(ASSIGNMENT)
Your answer must be the full set of records, copied exactly, with no pictures in it.

(INPUT MATERIAL)
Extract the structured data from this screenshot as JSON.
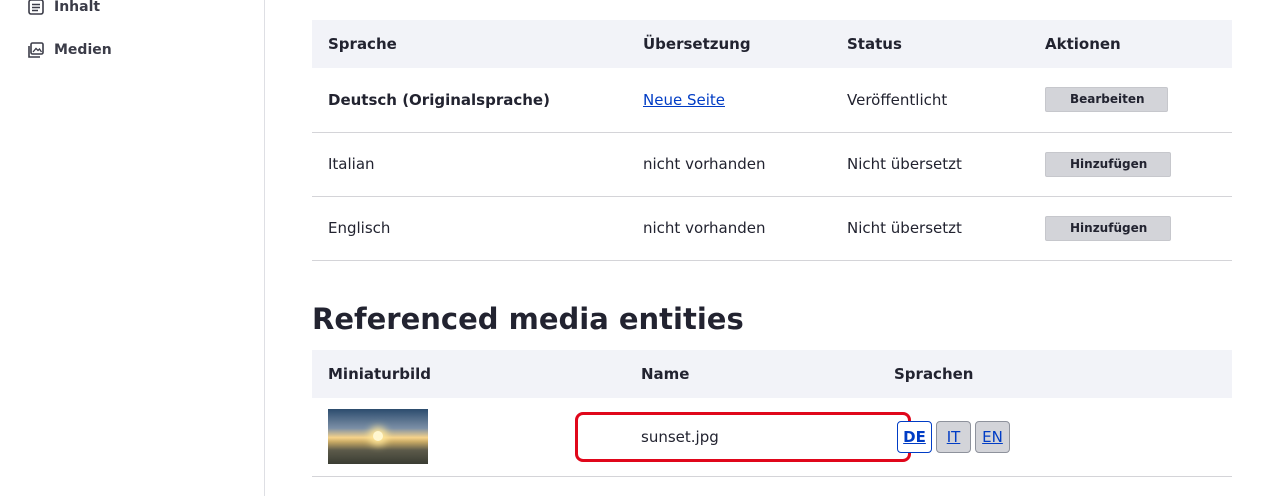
{
  "sidebar": {
    "items": [
      {
        "label": "Inhalt",
        "icon": "content-icon"
      },
      {
        "label": "Medien",
        "icon": "media-icon"
      }
    ]
  },
  "translations": {
    "headers": [
      "Sprache",
      "Übersetzung",
      "Status",
      "Aktionen"
    ],
    "rows": [
      {
        "language": "Deutsch (Originalsprache)",
        "translation": "Neue Seite",
        "status": "Veröffentlicht",
        "action": "Bearbeiten"
      },
      {
        "language": "Italian",
        "translation": "nicht vorhanden",
        "status": "Nicht übersetzt",
        "action": "Hinzufügen"
      },
      {
        "language": "Englisch",
        "translation": "nicht vorhanden",
        "status": "Nicht übersetzt",
        "action": "Hinzufügen"
      }
    ]
  },
  "media": {
    "title": "Referenced media entities",
    "headers": [
      "Miniaturbild",
      "Name",
      "Sprachen"
    ],
    "rows": [
      {
        "name": "sunset.jpg",
        "languages": [
          "DE",
          "IT",
          "EN"
        ]
      }
    ]
  },
  "colors": {
    "highlight": "#e0071b",
    "link": "#003cc5",
    "header_bg": "#f2f3f8"
  }
}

(ANSWER BOX)
Extract the structured data from this screenshot as JSON.
{
  "sidebar": {
    "items": [
      {
        "label": "Inhalt",
        "icon": "content-icon"
      },
      {
        "label": "Medien",
        "icon": "media-icon"
      }
    ]
  },
  "translations": {
    "headers": [
      "Sprache",
      "Übersetzung",
      "Status",
      "Aktionen"
    ],
    "rows": [
      {
        "language": "Deutsch (Originalsprache)",
        "translation": "Neue Seite",
        "status": "Veröffentlicht",
        "action": "Bearbeiten"
      },
      {
        "language": "Italian",
        "translation": "nicht vorhanden",
        "status": "Nicht übersetzt",
        "action": "Hinzufügen"
      },
      {
        "language": "Englisch",
        "translation": "nicht vorhanden",
        "status": "Nicht übersetzt",
        "action": "Hinzufügen"
      }
    ]
  },
  "media": {
    "title": "Referenced media entities",
    "headers": [
      "Miniaturbild",
      "Name",
      "Sprachen"
    ],
    "rows": [
      {
        "name": "sunset.jpg",
        "languages": [
          "DE",
          "IT",
          "EN"
        ]
      }
    ]
  },
  "colors": {
    "highlight": "#e0071b",
    "link": "#003cc5",
    "header_bg": "#f2f3f8"
  }
}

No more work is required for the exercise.